**Supplied material**:
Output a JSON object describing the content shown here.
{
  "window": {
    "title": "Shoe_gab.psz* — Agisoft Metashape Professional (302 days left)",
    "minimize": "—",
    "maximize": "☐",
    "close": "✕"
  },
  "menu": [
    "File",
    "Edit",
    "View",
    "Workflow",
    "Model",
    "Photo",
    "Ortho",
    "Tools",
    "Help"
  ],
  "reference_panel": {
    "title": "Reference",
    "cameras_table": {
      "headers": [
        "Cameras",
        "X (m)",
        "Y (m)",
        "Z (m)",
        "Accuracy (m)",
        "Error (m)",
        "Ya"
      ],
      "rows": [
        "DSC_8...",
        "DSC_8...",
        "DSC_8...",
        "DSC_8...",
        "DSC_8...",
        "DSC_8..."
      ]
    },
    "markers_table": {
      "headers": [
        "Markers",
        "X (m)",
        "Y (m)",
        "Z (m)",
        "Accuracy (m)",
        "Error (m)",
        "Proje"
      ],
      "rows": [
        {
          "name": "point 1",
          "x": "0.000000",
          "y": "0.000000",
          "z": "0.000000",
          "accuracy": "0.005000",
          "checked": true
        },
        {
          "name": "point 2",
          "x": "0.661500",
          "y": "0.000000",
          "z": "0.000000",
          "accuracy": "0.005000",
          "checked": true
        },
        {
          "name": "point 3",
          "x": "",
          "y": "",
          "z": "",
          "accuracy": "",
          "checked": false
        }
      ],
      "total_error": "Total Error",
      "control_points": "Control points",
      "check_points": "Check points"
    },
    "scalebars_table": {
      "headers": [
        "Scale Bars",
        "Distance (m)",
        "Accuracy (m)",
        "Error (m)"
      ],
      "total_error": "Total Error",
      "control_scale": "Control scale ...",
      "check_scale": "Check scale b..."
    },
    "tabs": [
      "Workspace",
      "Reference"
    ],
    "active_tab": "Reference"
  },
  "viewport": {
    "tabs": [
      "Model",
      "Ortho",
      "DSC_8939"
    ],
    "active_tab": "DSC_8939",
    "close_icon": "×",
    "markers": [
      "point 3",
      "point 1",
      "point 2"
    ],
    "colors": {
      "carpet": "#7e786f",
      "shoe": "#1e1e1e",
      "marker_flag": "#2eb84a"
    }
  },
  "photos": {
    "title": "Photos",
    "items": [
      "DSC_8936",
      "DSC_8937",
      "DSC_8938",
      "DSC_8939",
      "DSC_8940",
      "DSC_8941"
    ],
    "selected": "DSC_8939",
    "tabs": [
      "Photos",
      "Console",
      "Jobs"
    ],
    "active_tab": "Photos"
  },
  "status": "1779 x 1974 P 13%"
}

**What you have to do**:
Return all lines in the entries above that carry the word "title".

**Response area**:
    "title": "Shoe_gab.psz* — Agisoft Metashape Professional (302 days left)",
    "title": "Reference",
    "title": "Photos",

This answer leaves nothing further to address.